“Wednesday and Jo Gibbon, one of our judges and our consulting editor, made themselves available to answer any creative or storytelling queries the young editors might have via the General Post Facebook page.”

The competition closed on 18 November 2010, and the final winner will be announced on 14 December.

“It was extremely difficult to select our finalists and, after a lot of consideration and in order to give our finalists the maximum amount of mentorship and therefore the best chance of submitting a winning entry, we decided to cut the finalists down from our original 10 to five,” says Galliard. “This allowed the top five to spend some time working with our director, Wednesday, before submitting their entry for judging.”

The five finalists are:

  • Luke Apteker
  • Lucian Barnard
  • Candice Frank
  • Brian Mason
  • Ameeth Ravjee

With the judging week over, all five finalists got to grade their completed edit in Baselight at The Bladeworks in Bryanston, Johannesburg. It is rare for young editors to be exposed to the high-end finishing processes normally reserved for big-budget productions. The winner of the competition will be announced and the winning public service announcement screened at an event at the Maximillien Restaurant in Sandton’s Da Vinci Hotel on 14 December 2010.

The winner will receive an opportunity to enhance his or her skills with a five-day final cut pro training course from Purple Mouse, an internship with Aces Up Commercials Post Production Facility, a paid job from 7Films as well as exposure to the industry at large. The winning entry will also be submitted to all the major competitions across the world and will get R250 000 worth of airtime.

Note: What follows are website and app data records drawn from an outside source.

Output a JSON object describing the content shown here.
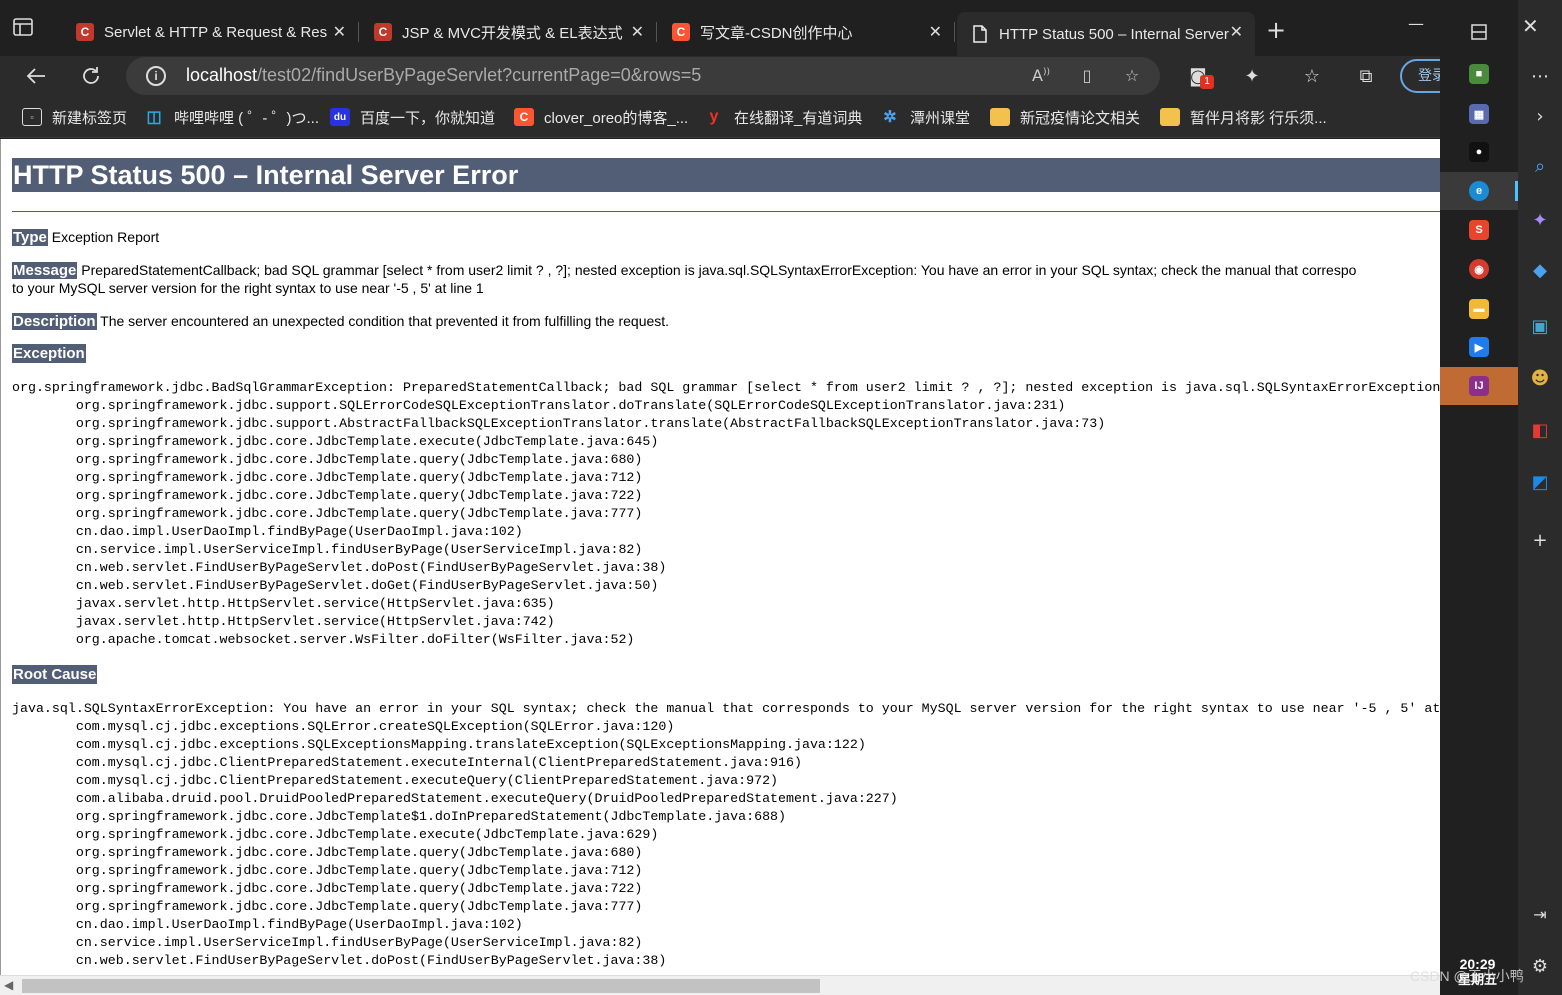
{
  "tabs": [
    {
      "title": "Servlet & HTTP & Request & Res",
      "favicon": "C",
      "color": "#c0392b"
    },
    {
      "title": "JSP & MVC开发模式 & EL表达式",
      "favicon": "C",
      "color": "#c0392b"
    },
    {
      "title": "写文章-CSDN创作中心",
      "favicon": "C",
      "color": "#fc5531"
    },
    {
      "title": "HTTP Status 500 – Internal Server",
      "favicon": "page-icon",
      "color": "#ffffff"
    }
  ],
  "toolbar": {
    "url_host": "localhost",
    "url_path": "/test02/findUserByPageServlet?currentPage=0&rows=5",
    "login_label": "登录",
    "extension_badge": "1"
  },
  "bookmarks": [
    {
      "label": "新建标签页",
      "icon": "new-tab-icon"
    },
    {
      "label": "哔哩哔哩 ( ゜- ゜)つ...",
      "icon": "bilibili-icon"
    },
    {
      "label": "百度一下，你就知道",
      "icon": "baidu-icon"
    },
    {
      "label": "clover_oreo的博客_...",
      "icon": "csdn-icon"
    },
    {
      "label": "在线翻译_有道词典",
      "icon": "youdao-icon"
    },
    {
      "label": "潭州课堂",
      "icon": "tanzhou-icon"
    },
    {
      "label": "新冠疫情论文相关",
      "icon": "folder-icon"
    },
    {
      "label": "暂伴月将影 行乐须...",
      "icon": "folder-icon"
    }
  ],
  "page": {
    "title": "HTTP Status 500 – Internal Server Error",
    "type_label": "Type",
    "type_value": "Exception Report",
    "message_label": "Message",
    "message_line1": "PreparedStatementCallback; bad SQL grammar [select * from user2 limit ? , ?]; nested exception is java.sql.SQLSyntaxErrorException: You have an error in your SQL syntax; check the manual that correspo",
    "message_line2": "to your MySQL server version for the right syntax to use near '-5 , 5' at line 1",
    "description_label": "Description",
    "description_value": "The server encountered an unexpected condition that prevented it from fulfilling the request.",
    "exception_label": "Exception",
    "exception_trace": "org.springframework.jdbc.BadSqlGrammarException: PreparedStatementCallback; bad SQL grammar [select * from user2 limit ? , ?]; nested exception is java.sql.SQLSyntaxErrorException\n\torg.springframework.jdbc.support.SQLErrorCodeSQLExceptionTranslator.doTranslate(SQLErrorCodeSQLExceptionTranslator.java:231)\n\torg.springframework.jdbc.support.AbstractFallbackSQLExceptionTranslator.translate(AbstractFallbackSQLExceptionTranslator.java:73)\n\torg.springframework.jdbc.core.JdbcTemplate.execute(JdbcTemplate.java:645)\n\torg.springframework.jdbc.core.JdbcTemplate.query(JdbcTemplate.java:680)\n\torg.springframework.jdbc.core.JdbcTemplate.query(JdbcTemplate.java:712)\n\torg.springframework.jdbc.core.JdbcTemplate.query(JdbcTemplate.java:722)\n\torg.springframework.jdbc.core.JdbcTemplate.query(JdbcTemplate.java:777)\n\tcn.dao.impl.UserDaoImpl.findByPage(UserDaoImpl.java:102)\n\tcn.service.impl.UserServiceImpl.findUserByPage(UserServiceImpl.java:82)\n\tcn.web.servlet.FindUserByPageServlet.doPost(FindUserByPageServlet.java:38)\n\tcn.web.servlet.FindUserByPageServlet.doGet(FindUserByPageServlet.java:50)\n\tjavax.servlet.http.HttpServlet.service(HttpServlet.java:635)\n\tjavax.servlet.http.HttpServlet.service(HttpServlet.java:742)\n\torg.apache.tomcat.websocket.server.WsFilter.doFilter(WsFilter.java:52)",
    "root_cause_label": "Root Cause",
    "root_cause_trace": "java.sql.SQLSyntaxErrorException: You have an error in your SQL syntax; check the manual that corresponds to your MySQL server version for the right syntax to use near '-5 , 5' at\n\tcom.mysql.cj.jdbc.exceptions.SQLError.createSQLException(SQLError.java:120)\n\tcom.mysql.cj.jdbc.exceptions.SQLExceptionsMapping.translateException(SQLExceptionsMapping.java:122)\n\tcom.mysql.cj.jdbc.ClientPreparedStatement.executeInternal(ClientPreparedStatement.java:916)\n\tcom.mysql.cj.jdbc.ClientPreparedStatement.executeQuery(ClientPreparedStatement.java:972)\n\tcom.alibaba.druid.pool.DruidPooledPreparedStatement.executeQuery(DruidPooledPreparedStatement.java:227)\n\torg.springframework.jdbc.core.JdbcTemplate$1.doInPreparedStatement(JdbcTemplate.java:688)\n\torg.springframework.jdbc.core.JdbcTemplate.execute(JdbcTemplate.java:629)\n\torg.springframework.jdbc.core.JdbcTemplate.query(JdbcTemplate.java:680)\n\torg.springframework.jdbc.core.JdbcTemplate.query(JdbcTemplate.java:712)\n\torg.springframework.jdbc.core.JdbcTemplate.query(JdbcTemplate.java:722)\n\torg.springframework.jdbc.core.JdbcTemplate.query(JdbcTemplate.java:777)\n\tcn.dao.impl.UserDaoImpl.findByPage(UserDaoImpl.java:102)\n\tcn.service.impl.UserServiceImpl.findUserByPage(UserServiceImpl.java:82)\n\tcn.web.servlet.FindUserByPageServlet.doPost(FindUserByPageServlet.java:38)"
  },
  "taskbar": {
    "apps": [
      {
        "name": "app-icon-1",
        "color": "#4a8a3c",
        "glyph": "■"
      },
      {
        "name": "calculator-icon",
        "color": "#5a6ab0",
        "glyph": "▦"
      },
      {
        "name": "qq-icon",
        "color": "#111111",
        "glyph": "●"
      },
      {
        "name": "edge-icon",
        "color": "#1b8bd6",
        "glyph": "e"
      },
      {
        "name": "sogou-icon",
        "color": "#e8452c",
        "glyph": "S"
      },
      {
        "name": "chrome-icon",
        "color": "#d63b30",
        "glyph": "◉"
      },
      {
        "name": "file-explorer-icon",
        "color": "#f2b935",
        "glyph": "▬"
      },
      {
        "name": "feishu-icon",
        "color": "#1f7ce8",
        "glyph": "▶"
      },
      {
        "name": "intellij-icon",
        "color": "#8b2f8a",
        "glyph": "IJ"
      }
    ],
    "time": "20:29",
    "day": "星期五"
  },
  "watermark": "CSDN @王小小鸭"
}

So to see who may well be South Africa’s next top editor, keep an eye on General Post’s website or Facebook page for the final results.